Pam had already been listed as an organ donor, but preferred to be a living kidney donor. “My mother was a home health nurse and I’ve seen people on dialysis. I’ve always been a donor, like when I die, and I know one can donate to family members. I never knew you could donate to a stranger or how to go about doing that. When I read the article about matching donors.com I thought, why wait till you die to help someone?” Pam said.
Carmen and Pam continued their correspondence by telephone and e-mails. On July 15, 2008, Pam had a layover in Dallas. She was on her way to Baltimore for her first phase of testing, and it was then for the very first time that they met face to face.
After receiving the good news from Pam that she had been approved, Carmen applied for financial assistance offered by the National Living Donor Assistance Center (NLDAC). Carmen contacted Nina Schroder, a UMMC social worker, for her assistance with the application process. Nina submitted Carmen’s application to NLDAC, which they approved.
That same day, UMMC contacted Pam to set a date for the transplant. October 8, 2008 was the chosen date. Needless to say, “Pam and I were so excited. We were both giddy. I don’t know who was more excited Pam or I. The scheduled date for the transplant couldn’t come soon enough,” said Carmen.
Surgery and the Aftermath
On October 8, 2008, Carmen had her transplant surgery. She was able to leave the hospital in about a week.
“Carmen has done exceptionally well and her quality of life has really improved,” said Dr. Kramer, who performed the surgery with Dr. Schweitzer. “She went into the experience positive, excited, and upbeat. By removing the kidneys at the same time as performing the transplant, versus several weeks or months before, she did not need a dialysis "bridge" prior to surgery. Second, she was always concerned about those huge kidneys remaining in her body after transplant. Now she feels she will not need any more surgeries. The PKD is a thing of the past for her.”
And Carmen says she feels positive after the surgery.
“My attitude is great!! I had such trust in both doctors and in their knowledge and skills.

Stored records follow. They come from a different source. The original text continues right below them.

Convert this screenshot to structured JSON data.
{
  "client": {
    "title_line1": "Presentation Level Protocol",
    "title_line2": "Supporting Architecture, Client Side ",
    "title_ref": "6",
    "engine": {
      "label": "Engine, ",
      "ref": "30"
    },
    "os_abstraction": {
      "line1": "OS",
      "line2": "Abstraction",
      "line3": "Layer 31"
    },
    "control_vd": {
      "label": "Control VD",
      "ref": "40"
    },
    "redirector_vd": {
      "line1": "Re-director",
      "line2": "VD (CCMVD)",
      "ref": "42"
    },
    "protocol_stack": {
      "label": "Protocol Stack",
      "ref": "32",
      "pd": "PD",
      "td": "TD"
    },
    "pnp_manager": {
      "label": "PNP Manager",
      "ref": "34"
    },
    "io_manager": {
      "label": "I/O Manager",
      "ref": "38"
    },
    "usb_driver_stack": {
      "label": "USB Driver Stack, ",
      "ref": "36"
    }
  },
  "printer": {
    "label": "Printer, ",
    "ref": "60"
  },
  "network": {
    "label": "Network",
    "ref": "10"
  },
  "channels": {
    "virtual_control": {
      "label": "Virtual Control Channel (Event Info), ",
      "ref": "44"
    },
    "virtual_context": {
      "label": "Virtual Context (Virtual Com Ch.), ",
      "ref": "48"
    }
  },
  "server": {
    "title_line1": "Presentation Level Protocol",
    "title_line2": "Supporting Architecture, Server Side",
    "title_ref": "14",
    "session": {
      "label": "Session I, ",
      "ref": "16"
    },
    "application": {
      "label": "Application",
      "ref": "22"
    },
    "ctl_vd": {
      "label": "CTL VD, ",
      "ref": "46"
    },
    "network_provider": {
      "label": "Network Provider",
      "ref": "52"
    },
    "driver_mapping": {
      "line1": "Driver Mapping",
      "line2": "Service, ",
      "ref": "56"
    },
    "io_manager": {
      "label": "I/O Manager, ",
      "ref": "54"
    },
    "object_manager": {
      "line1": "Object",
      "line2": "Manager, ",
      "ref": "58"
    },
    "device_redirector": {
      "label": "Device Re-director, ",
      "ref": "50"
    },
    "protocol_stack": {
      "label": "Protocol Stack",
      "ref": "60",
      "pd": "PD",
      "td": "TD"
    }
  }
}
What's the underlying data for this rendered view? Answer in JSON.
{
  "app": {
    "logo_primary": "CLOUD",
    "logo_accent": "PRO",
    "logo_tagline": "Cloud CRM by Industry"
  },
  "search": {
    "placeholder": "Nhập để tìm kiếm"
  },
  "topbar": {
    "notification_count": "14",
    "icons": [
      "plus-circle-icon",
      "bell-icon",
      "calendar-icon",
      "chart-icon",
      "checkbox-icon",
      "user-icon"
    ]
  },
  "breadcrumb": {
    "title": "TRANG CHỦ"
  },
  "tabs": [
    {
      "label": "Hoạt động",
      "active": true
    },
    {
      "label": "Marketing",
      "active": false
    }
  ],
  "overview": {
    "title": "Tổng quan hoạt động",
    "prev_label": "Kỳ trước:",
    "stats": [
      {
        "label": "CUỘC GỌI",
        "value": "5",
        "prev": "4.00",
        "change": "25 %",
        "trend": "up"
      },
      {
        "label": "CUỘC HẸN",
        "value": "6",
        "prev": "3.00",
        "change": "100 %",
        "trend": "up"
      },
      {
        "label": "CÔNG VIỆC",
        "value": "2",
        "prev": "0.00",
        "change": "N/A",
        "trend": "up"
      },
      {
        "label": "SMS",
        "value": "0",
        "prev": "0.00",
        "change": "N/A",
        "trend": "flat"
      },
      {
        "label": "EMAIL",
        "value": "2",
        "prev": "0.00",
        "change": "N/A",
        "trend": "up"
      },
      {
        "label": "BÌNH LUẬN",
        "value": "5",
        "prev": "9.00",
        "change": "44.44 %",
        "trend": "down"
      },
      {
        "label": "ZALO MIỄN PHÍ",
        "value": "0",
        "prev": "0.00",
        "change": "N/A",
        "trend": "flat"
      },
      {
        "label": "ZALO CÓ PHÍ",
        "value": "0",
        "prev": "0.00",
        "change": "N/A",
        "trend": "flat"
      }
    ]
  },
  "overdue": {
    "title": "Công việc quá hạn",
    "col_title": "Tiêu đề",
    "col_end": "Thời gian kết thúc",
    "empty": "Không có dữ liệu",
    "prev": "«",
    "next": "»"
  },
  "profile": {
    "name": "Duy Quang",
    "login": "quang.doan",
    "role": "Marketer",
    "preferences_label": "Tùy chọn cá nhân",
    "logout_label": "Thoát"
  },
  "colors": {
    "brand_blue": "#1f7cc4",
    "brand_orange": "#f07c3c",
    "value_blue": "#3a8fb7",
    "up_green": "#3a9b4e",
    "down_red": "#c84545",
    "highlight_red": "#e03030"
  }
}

I couldn’t be happier with them and the results,” Carmen said. “Doubts never entered my mind and I never experienced any fear. I could not be happier or more thrilled!! As far as I’m concerned, they are at the top of their field and deeply grateful they allowed me to be their patient.”
Pam also had a very quick recovery from her surgery. She was in the hospital for one day (overnight), and was released the next day. She went back to work two weeks after the surgery.
“I’m doing great. I healed so fast. It’s amazing,” Pam said. It was the easiest surgery I ever had. It was a quick and easy recovery. I was pleasantly shocked that it was not painful at all.”
Pam says she always felt confident about the surgery and her transplant team. "I never felt hesitant or worried about me or the surgery. I knew I was in the best of hands."
A Silent Bond
Now, after the operation, Pam is very pleased with Carmen’s progress.
“I’m so grateful that Carmen is doing wonderfully,” says Pam. I’m so glad she will be able to live her life and have fun and enjoy her grandchildren and start living. “
“We talk often. We are good friends. I think there is a closeness between she and I that no one can match,” Pam said. “I think it’s like a silent bond. She is always in my prayers. We talk all the time. She’s family now.”
By Michelle W. Murray
For more information on the any of the programs or services of the Division of Transplantation, please call 410-328-5408 or 1-800-492-5538. If you've received a transplant at the University of Maryland Medical Center and would like to share your story, please e-mail us or call 410-328-7660.